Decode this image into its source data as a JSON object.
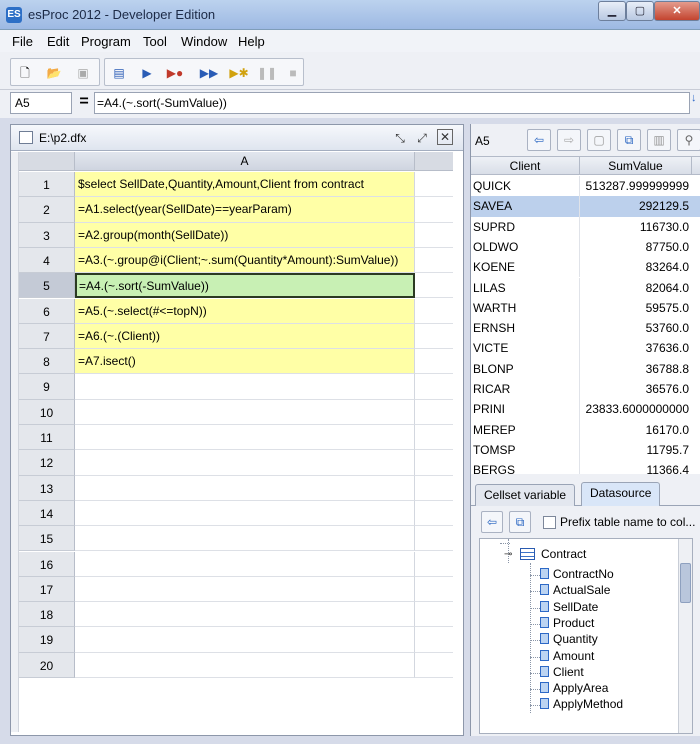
{
  "window": {
    "title": "esProc 2012 - Developer Edition",
    "app_icon": "ES"
  },
  "menu": [
    "File",
    "Edit",
    "Program",
    "Tool",
    "Window",
    "Help"
  ],
  "formula_bar": {
    "cell_name": "A5",
    "formula": "=A4.(~.sort(-SumValue))"
  },
  "editor": {
    "filename": "E:\\p2.dfx",
    "column_header": "A",
    "rows": [
      {
        "num": "1",
        "code": "$select SellDate,Quantity,Amount,Client from contract"
      },
      {
        "num": "2",
        "code": "=A1.select(year(SellDate)==yearParam)"
      },
      {
        "num": "3",
        "code": "=A2.group(month(SellDate))"
      },
      {
        "num": "4",
        "code": "=A3.(~.group@i(Client;~.sum(Quantity*Amount):SumValue))"
      },
      {
        "num": "5",
        "code": "=A4.(~.sort(-SumValue))"
      },
      {
        "num": "6",
        "code": "=A5.(~.select(#<=topN))"
      },
      {
        "num": "7",
        "code": "=A6.(~.(Client))"
      },
      {
        "num": "8",
        "code": "=A7.isect()"
      },
      {
        "num": "9",
        "code": ""
      },
      {
        "num": "10",
        "code": ""
      },
      {
        "num": "11",
        "code": ""
      },
      {
        "num": "12",
        "code": ""
      },
      {
        "num": "13",
        "code": ""
      },
      {
        "num": "14",
        "code": ""
      },
      {
        "num": "15",
        "code": ""
      },
      {
        "num": "16",
        "code": ""
      },
      {
        "num": "17",
        "code": ""
      },
      {
        "num": "18",
        "code": ""
      },
      {
        "num": "19",
        "code": ""
      },
      {
        "num": "20",
        "code": ""
      }
    ]
  },
  "result_panel": {
    "cell_name": "A5",
    "columns": [
      "Client",
      "SumValue"
    ],
    "rows": [
      {
        "client": "QUICK",
        "sum": "513287.999999999"
      },
      {
        "client": "SAVEA",
        "sum": "292129.5"
      },
      {
        "client": "SUPRD",
        "sum": "116730.0"
      },
      {
        "client": "OLDWO",
        "sum": "87750.0"
      },
      {
        "client": "KOENE",
        "sum": "83264.0"
      },
      {
        "client": "LILAS",
        "sum": "82064.0"
      },
      {
        "client": "WARTH",
        "sum": "59575.0"
      },
      {
        "client": "ERNSH",
        "sum": "53760.0"
      },
      {
        "client": "VICTE",
        "sum": "37636.0"
      },
      {
        "client": "BLONP",
        "sum": "36788.8"
      },
      {
        "client": "RICAR",
        "sum": "36576.0"
      },
      {
        "client": "PRINI",
        "sum": "23833.6000000000"
      },
      {
        "client": "MEREP",
        "sum": "16170.0"
      },
      {
        "client": "TOMSP",
        "sum": "11795.7"
      },
      {
        "client": "BERGS",
        "sum": "11366.4"
      }
    ]
  },
  "tabs": [
    "Cellset variable",
    "Datasource"
  ],
  "datasource": {
    "prefix_label": "Prefix table name to col...",
    "table": "Contract",
    "fields": [
      "ContractNo",
      "ActualSale",
      "SellDate",
      "Product",
      "Quantity",
      "Amount",
      "Client",
      "ApplyArea",
      "ApplyMethod"
    ]
  }
}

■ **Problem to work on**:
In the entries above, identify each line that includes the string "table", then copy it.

■ **Task output**:
    "prefix_label": "Prefix table name to col...",
    "table": "Contract",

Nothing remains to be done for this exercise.